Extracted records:
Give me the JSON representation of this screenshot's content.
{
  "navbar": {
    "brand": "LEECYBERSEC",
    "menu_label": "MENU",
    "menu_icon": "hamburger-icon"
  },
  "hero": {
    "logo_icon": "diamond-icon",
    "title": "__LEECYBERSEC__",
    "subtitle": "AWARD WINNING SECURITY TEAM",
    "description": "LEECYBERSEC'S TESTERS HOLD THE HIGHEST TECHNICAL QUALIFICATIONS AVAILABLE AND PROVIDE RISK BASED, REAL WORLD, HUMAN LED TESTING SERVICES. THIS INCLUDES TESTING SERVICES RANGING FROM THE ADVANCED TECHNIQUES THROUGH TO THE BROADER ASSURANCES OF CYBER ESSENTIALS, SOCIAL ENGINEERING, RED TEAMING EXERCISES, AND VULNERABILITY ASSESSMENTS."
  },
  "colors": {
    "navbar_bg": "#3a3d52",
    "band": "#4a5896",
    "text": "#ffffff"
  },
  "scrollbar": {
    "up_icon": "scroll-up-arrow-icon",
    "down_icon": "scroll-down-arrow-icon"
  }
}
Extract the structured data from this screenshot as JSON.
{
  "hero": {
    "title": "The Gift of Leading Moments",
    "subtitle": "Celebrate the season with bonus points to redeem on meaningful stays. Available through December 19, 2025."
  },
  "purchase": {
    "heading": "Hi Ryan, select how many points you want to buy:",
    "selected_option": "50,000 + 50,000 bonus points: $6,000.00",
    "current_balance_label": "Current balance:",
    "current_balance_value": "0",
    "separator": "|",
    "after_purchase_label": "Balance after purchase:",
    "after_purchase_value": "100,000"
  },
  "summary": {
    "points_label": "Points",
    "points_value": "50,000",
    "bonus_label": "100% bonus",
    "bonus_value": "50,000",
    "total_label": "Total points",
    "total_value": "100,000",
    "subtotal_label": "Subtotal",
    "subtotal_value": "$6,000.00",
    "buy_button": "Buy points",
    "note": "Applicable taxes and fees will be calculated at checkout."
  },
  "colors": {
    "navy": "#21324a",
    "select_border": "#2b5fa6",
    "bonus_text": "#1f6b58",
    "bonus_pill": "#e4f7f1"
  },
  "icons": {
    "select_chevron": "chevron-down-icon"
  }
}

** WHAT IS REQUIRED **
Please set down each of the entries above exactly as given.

** RESULT FOR THIS EXERCISE **
Give me the JSON representation of this screenshot's content.
{
  "navbar": {
    "brand": "LEECYBERSEC",
    "menu_label": "MENU",
    "menu_icon": "hamburger-icon"
  },
  "hero": {
    "logo_icon": "diamond-icon",
    "title": "__LEECYBERSEC__",
    "subtitle": "AWARD WINNING SECURITY TEAM",
    "description": "LEECYBERSEC'S TESTERS HOLD THE HIGHEST TECHNICAL QUALIFICATIONS AVAILABLE AND PROVIDE RISK BASED, REAL WORLD, HUMAN LED TESTING SERVICES. THIS INCLUDES TESTING SERVICES RANGING FROM THE ADVANCED TECHNIQUES THROUGH TO THE BROADER ASSURANCES OF CYBER ESSENTIALS, SOCIAL ENGINEERING, RED TEAMING EXERCISES, AND VULNERABILITY ASSESSMENTS."
  },
  "colors": {
    "navbar_bg": "#3a3d52",
    "band": "#4a5896",
    "text": "#ffffff"
  },
  "scrollbar": {
    "up_icon": "scroll-up-arrow-icon",
    "down_icon": "scroll-down-arrow-icon"
  }
}
Extract the structured data from this screenshot as JSON.
{
  "hero": {
    "title": "The Gift of Leading Moments",
    "subtitle": "Celebrate the season with bonus points to redeem on meaningful stays. Available through December 19, 2025."
  },
  "purchase": {
    "heading": "Hi Ryan, select how many points you want to buy:",
    "selected_option": "50,000 + 50,000 bonus points: $6,000.00",
    "current_balance_label": "Current balance:",
    "current_balance_value": "0",
    "separator": "|",
    "after_purchase_label": "Balance after purchase:",
    "after_purchase_value": "100,000"
  },
  "summary": {
    "points_label": "Points",
    "points_value": "50,000",
    "bonus_label": "100% bonus",
    "bonus_value": "50,000",
    "total_label": "Total points",
    "total_value": "100,000",
    "subtotal_label": "Subtotal",
    "subtotal_value": "$6,000.00",
    "buy_button": "Buy points",
    "note": "Applicable taxes and fees will be calculated at checkout."
  },
  "colors": {
    "navy": "#21324a",
    "select_border": "#2b5fa6",
    "bonus_text": "#1f6b58",
    "bonus_pill": "#e4f7f1"
  },
  "icons": {
    "select_chevron": "chevron-down-icon"
  }
}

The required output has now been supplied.